* **Work order**
In the entries below, identify every line with the string "this" and copy it.

* **Raw data**

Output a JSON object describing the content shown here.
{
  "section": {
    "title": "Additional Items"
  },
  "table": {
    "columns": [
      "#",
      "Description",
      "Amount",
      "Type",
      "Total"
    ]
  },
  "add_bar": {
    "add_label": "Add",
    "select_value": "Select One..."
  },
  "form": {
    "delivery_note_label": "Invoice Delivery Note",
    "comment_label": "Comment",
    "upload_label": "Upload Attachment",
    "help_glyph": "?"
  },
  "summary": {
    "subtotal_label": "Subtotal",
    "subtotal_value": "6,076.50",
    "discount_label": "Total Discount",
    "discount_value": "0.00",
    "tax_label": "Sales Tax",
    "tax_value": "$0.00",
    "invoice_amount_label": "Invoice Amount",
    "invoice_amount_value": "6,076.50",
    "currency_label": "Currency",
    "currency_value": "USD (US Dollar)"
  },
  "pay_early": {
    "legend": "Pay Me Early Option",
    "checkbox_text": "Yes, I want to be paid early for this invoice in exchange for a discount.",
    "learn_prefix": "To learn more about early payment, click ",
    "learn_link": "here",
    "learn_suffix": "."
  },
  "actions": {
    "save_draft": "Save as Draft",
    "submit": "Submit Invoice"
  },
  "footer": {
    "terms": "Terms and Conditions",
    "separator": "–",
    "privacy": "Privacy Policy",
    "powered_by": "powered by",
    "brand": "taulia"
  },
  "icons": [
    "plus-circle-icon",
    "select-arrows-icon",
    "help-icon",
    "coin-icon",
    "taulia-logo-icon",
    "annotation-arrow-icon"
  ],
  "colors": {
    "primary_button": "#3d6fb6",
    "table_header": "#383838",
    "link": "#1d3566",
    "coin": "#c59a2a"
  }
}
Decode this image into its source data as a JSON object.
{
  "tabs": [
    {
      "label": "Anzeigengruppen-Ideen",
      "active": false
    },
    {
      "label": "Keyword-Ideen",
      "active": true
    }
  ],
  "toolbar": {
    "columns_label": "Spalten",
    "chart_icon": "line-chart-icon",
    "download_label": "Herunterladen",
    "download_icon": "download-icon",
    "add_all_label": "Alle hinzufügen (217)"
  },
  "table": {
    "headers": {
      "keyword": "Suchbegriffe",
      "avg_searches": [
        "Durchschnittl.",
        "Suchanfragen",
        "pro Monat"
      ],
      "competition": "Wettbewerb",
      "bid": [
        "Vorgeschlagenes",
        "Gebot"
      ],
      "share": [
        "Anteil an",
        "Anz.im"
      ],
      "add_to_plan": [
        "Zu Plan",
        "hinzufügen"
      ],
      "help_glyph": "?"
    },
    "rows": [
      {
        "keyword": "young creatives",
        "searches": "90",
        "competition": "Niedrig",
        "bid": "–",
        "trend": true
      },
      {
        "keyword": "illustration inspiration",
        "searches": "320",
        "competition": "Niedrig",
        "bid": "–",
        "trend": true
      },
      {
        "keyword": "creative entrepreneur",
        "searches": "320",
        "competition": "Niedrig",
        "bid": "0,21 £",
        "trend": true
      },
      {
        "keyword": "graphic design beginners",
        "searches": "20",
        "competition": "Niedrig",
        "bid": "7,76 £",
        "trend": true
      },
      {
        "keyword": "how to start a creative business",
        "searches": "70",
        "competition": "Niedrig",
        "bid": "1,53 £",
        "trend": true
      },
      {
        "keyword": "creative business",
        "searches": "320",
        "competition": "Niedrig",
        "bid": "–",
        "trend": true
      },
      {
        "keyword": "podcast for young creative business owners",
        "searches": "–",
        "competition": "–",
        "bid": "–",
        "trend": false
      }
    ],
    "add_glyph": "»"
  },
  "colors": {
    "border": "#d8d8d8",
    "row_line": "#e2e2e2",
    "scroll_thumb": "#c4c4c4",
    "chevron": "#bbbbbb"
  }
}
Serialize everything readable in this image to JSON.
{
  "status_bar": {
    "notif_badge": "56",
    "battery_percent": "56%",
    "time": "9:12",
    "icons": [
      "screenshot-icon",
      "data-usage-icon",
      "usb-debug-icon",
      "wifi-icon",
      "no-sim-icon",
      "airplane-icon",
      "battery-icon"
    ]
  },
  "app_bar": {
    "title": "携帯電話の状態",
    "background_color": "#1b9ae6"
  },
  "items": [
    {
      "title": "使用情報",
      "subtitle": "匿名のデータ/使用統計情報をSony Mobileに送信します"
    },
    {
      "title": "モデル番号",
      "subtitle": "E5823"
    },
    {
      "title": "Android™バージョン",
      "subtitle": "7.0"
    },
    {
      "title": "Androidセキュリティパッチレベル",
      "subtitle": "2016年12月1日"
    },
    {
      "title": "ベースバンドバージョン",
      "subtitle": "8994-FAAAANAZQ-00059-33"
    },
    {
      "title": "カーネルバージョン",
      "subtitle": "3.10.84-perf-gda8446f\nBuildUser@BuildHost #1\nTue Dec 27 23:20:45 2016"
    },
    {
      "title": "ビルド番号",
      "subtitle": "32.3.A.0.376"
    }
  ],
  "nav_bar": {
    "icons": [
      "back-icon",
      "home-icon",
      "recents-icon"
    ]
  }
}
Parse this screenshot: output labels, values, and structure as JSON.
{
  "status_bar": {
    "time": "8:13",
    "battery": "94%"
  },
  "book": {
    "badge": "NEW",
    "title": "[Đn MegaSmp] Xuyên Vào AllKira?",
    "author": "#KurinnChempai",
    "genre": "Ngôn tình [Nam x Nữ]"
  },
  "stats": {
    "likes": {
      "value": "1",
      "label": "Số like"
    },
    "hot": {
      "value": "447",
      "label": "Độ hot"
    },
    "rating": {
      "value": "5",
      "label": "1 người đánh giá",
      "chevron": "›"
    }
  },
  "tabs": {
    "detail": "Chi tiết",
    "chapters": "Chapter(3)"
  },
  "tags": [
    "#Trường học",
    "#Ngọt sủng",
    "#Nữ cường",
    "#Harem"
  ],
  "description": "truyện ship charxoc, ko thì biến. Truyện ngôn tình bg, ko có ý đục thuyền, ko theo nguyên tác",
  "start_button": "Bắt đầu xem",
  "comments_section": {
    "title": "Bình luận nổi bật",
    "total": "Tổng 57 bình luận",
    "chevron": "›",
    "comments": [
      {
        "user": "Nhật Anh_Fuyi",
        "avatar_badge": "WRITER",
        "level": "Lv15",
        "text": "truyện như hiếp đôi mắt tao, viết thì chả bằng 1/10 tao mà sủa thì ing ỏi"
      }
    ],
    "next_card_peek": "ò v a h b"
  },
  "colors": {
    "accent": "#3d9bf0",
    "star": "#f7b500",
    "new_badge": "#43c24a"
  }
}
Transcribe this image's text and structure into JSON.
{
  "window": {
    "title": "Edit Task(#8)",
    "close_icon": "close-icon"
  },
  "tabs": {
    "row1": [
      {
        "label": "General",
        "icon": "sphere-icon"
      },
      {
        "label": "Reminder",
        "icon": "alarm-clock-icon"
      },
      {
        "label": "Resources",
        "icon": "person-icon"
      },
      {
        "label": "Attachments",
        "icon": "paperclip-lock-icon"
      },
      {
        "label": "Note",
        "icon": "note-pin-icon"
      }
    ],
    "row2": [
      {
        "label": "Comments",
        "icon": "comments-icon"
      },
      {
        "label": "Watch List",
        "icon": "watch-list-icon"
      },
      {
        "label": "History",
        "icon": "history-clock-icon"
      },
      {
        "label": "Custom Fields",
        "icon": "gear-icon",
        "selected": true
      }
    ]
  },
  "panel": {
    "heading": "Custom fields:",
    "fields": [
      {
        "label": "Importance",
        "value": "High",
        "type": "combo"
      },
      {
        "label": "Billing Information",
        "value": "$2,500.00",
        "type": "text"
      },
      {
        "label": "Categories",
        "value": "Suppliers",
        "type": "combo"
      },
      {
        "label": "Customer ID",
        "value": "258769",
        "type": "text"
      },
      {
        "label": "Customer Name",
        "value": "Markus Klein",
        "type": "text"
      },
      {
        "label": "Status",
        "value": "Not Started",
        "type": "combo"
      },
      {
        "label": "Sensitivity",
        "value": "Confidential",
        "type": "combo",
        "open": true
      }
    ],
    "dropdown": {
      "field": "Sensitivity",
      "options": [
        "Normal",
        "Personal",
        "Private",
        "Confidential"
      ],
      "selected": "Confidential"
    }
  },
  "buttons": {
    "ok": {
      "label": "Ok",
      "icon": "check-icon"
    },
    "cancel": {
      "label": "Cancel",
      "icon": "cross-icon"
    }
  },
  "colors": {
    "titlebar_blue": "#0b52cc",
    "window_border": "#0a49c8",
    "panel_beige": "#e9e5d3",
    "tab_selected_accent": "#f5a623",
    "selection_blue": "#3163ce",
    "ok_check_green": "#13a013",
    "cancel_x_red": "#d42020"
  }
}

* **Result of the exercise**
    "checkbox_text": "Yes, I want to be paid early for this invoice in exchange for a discount.",
Decode this image into its source data as a JSON object.
Serialize everything readable in this image to JSON.
Parse this screenshot: output labels, values, and structure as JSON.
Transcribe this image's text and structure into JSON.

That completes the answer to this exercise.